The art style is different than your typical graphic novel. It's done in broad brushstrokes and ink, which while not always the most visually appealing (to me) was still original. Even if the style wasn't completely to my taste, there were still things to appreciate, most notably for me, the use of negative space and how it mirrors the sense of emptiness and isolation that Kimberly experiences (I especially enjoyed the winter scenes.)

A Contract With God (1978)
Author: Will Eisner
Illustrator: Will Eisner
Publisher: Kitchen Sink Press
Genre: Contemporary / Realistic Fiction
Pages: 196 (trade paperback)
Series: Contract With God Trilogy #1

Go back to where graphic novels all started, on the Bronx street of Dropsie Avenue and A Life Force, in Will Eisner's groundbreaking 1978 creation. The human drama, the psychological insight -- Eisner captures the soul of the city and its troubled inhabitants with pen and ink. The comics medium was altered forever with the publication of this seminal work.

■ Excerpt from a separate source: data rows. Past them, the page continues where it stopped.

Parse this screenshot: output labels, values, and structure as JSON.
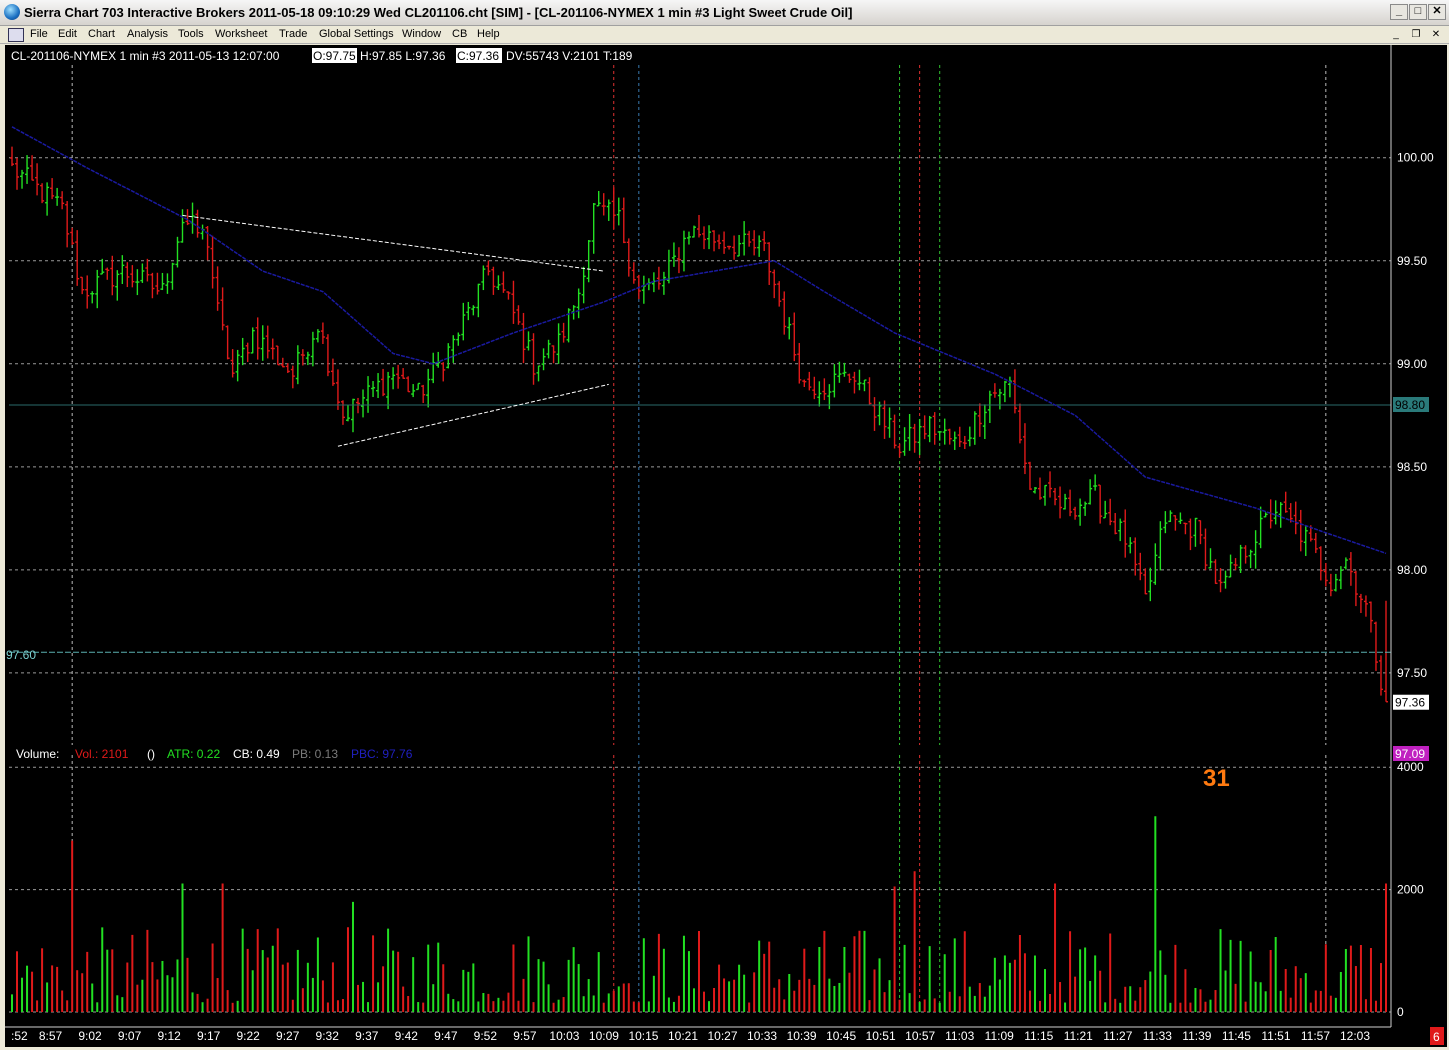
{
  "window": {
    "title": "Sierra Chart 703 Interactive Brokers 2011-05-18  09:10:29  Wed    CL201106.cht [SIM] - [CL-201106-NYMEX  1 min  #3  Light Sweet Crude Oil]",
    "minimize": "_",
    "maximize": "□",
    "close": "✕",
    "doc_minimize": "_",
    "doc_restore": "❐",
    "doc_close": "✕"
  },
  "menu": {
    "items": [
      "File",
      "Edit",
      "Chart",
      "Analysis",
      "Tools",
      "Worksheet",
      "Trade",
      "Global Settings",
      "Window",
      "CB",
      "Help"
    ]
  },
  "chart_header": {
    "symbol": "CL-201106-NYMEX  1 min  #3 2011-05-13 12:07:00",
    "open": "O:97.75",
    "high_low": "H:97.85 L:97.36",
    "close": "C:97.36",
    "stats": "DV:55743 V:2101 T:189"
  },
  "volume_header": {
    "label": "Volume:",
    "vol": "Vol.: 2101",
    "paren": "()",
    "atr": "ATR: 0.22",
    "cb": "CB: 0.49",
    "pb": "PB: 0.13",
    "pbc": "PBC: 97.76"
  },
  "colors": {
    "up_bar": "#22e022",
    "down_bar": "#e01a1a",
    "moving_average": "#1a1aa0",
    "grid": "#9a9a9a",
    "price_marker_bg": "#2a7a7a",
    "last_price_bg": "#ffffff",
    "pbc_marker_bg": "#c020c0",
    "counter_color": "#ff7a10"
  },
  "annotations": {
    "left_price_label": "97.60",
    "counter": "31",
    "bottom_right_badge": "6"
  },
  "chart_data": {
    "type": "candlestick",
    "title": "",
    "price_axis": {
      "ticks": [
        "100.00",
        "99.50",
        "99.00",
        "98.50",
        "98.00",
        "97.50"
      ],
      "range": [
        97.15,
        100.45
      ]
    },
    "price_markers": {
      "horizontal_line": "98.80",
      "last_price": "97.36",
      "pbc": "97.09"
    },
    "volume_axis": {
      "ticks": [
        "4000",
        "2000",
        "0"
      ],
      "range": [
        0,
        4200
      ]
    },
    "time_axis": {
      "ticks": [
        ":52",
        "8:57",
        "9:02",
        "9:07",
        "9:12",
        "9:17",
        "9:22",
        "9:27",
        "9:32",
        "9:37",
        "9:42",
        "9:47",
        "9:52",
        "9:57",
        "10:03",
        "10:09",
        "10:15",
        "10:21",
        "10:27",
        "10:33",
        "10:39",
        "10:45",
        "10:51",
        "10:57",
        "11:03",
        "11:09",
        "11:15",
        "11:21",
        "11:27",
        "11:33",
        "11:39",
        "11:45",
        "11:51",
        "11:57",
        "12:03"
      ]
    },
    "keypoints_close": [
      [
        0,
        99.95
      ],
      [
        10,
        99.75
      ],
      [
        14,
        99.35
      ],
      [
        22,
        99.45
      ],
      [
        30,
        99.35
      ],
      [
        34,
        99.7
      ],
      [
        39,
        99.6
      ],
      [
        41,
        99.25
      ],
      [
        44,
        98.95
      ],
      [
        48,
        99.15
      ],
      [
        56,
        98.95
      ],
      [
        61,
        99.2
      ],
      [
        66,
        98.75
      ],
      [
        71,
        98.85
      ],
      [
        76,
        98.95
      ],
      [
        81,
        98.85
      ],
      [
        88,
        99.1
      ],
      [
        95,
        99.45
      ],
      [
        99,
        99.3
      ],
      [
        104,
        99.0
      ],
      [
        109,
        99.1
      ],
      [
        113,
        99.35
      ],
      [
        116,
        99.75
      ],
      [
        121,
        99.7
      ],
      [
        125,
        99.35
      ],
      [
        130,
        99.4
      ],
      [
        135,
        99.65
      ],
      [
        141,
        99.6
      ],
      [
        150,
        99.55
      ],
      [
        158,
        98.9
      ],
      [
        162,
        98.9
      ],
      [
        168,
        98.95
      ],
      [
        173,
        98.75
      ],
      [
        177,
        98.6
      ],
      [
        183,
        98.7
      ],
      [
        189,
        98.6
      ],
      [
        195,
        98.85
      ],
      [
        199,
        98.9
      ],
      [
        203,
        98.4
      ],
      [
        210,
        98.3
      ],
      [
        216,
        98.35
      ],
      [
        222,
        98.15
      ],
      [
        226,
        97.85
      ],
      [
        230,
        98.25
      ],
      [
        236,
        98.2
      ],
      [
        241,
        97.9
      ],
      [
        246,
        98.1
      ],
      [
        252,
        98.3
      ],
      [
        258,
        98.15
      ],
      [
        263,
        97.95
      ],
      [
        266,
        98.05
      ],
      [
        270,
        97.82
      ],
      [
        274,
        97.36
      ]
    ],
    "keypoints_ma": [
      [
        0,
        100.15
      ],
      [
        15,
        99.95
      ],
      [
        35,
        99.7
      ],
      [
        50,
        99.45
      ],
      [
        62,
        99.35
      ],
      [
        76,
        99.05
      ],
      [
        84,
        99.0
      ],
      [
        100,
        99.15
      ],
      [
        118,
        99.3
      ],
      [
        128,
        99.4
      ],
      [
        140,
        99.45
      ],
      [
        152,
        99.5
      ],
      [
        162,
        99.35
      ],
      [
        176,
        99.15
      ],
      [
        196,
        98.95
      ],
      [
        212,
        98.75
      ],
      [
        226,
        98.45
      ],
      [
        248,
        98.3
      ],
      [
        262,
        98.18
      ],
      [
        274,
        98.08
      ]
    ],
    "volume_spikes": [
      [
        12,
        2800
      ],
      [
        34,
        2100
      ],
      [
        42,
        2100
      ],
      [
        68,
        1800
      ],
      [
        176,
        2050
      ],
      [
        180,
        2300
      ],
      [
        208,
        2100
      ],
      [
        228,
        3200
      ],
      [
        274,
        2101
      ]
    ],
    "lines": [
      {
        "kind": "trendline",
        "from": [
          34,
          99.72
        ],
        "to": [
          118,
          99.45
        ]
      },
      {
        "kind": "trendline",
        "from": [
          65,
          98.6
        ],
        "to": [
          119,
          98.9
        ]
      }
    ],
    "vertical_markers": [
      {
        "bar": 120,
        "color": "red"
      },
      {
        "bar": 125,
        "color": "blue"
      },
      {
        "bar": 177,
        "color": "green"
      },
      {
        "bar": 181,
        "color": "red"
      },
      {
        "bar": 185,
        "color": "green"
      },
      {
        "bar": 262,
        "color": "white"
      },
      {
        "bar": 12,
        "color": "white"
      }
    ]
  }
}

This title is a lot harder for me to review/describe my reaction to. Even though I've never read any of Eisner's work before, I am familiar with his name, and I knew that this title in particular is considered a seminal work in the graphic novel medium. While I certainly appreciated this title and can see why it has cemented Eisner as such an important figure in the world of graphic novels, I didn't connect to it on any emotional level.

Like the other titles I've explored in this post, Contract With God is a down-to-earth look at the lives of people living in an area of New York. Eisner explores the psychology of these people, and often the darker side of humanity is put under a lens. Actually, I was surprised at HOW dark some of these stories were -- the art style was a lot more reminscient of comic strips found in the Sunday Funnies than of the comics I've become used to reading. And when I say dark, I'm talking really heavy stuff here: adultery, pedophilia, lots of sex, cheating and lying -- Eisner holds nothing back. These are bad people living in worse circumstances and nobody comes out unscathed.

As I mentioned, the artstyle reminded me of the sort of thing you would find in serial comic series found in newspapers (and I'm fairly sure that Eisner's The Spirit was published as such, so maybe that's why), which brought with it all kinds of expectations that Eisner obliterated. Eisner is most well-known for exploring different ways the graphic novel format could be utilized, often employing unconventional panel layouts and font placements etc., and this can be seen in this work as well. He often foregoes using panels all together, letting the action of one scene spill into the other, the text bubble of one character overlap on the scene of another, really accenting the hustle and bustle of city life, and the claustrophobia that can accompany it.

Overall, I'm not sure if this would be a good place for people who are new to graphic novels to start, but anyone who is fairly immersed in the format and would like to become more familiar with seminal works should definitely check this out.



books x 4

Latest Month

March 2013

Upcoming Reviews


Powered by LiveJournal.com
Designed by Tiffany Chow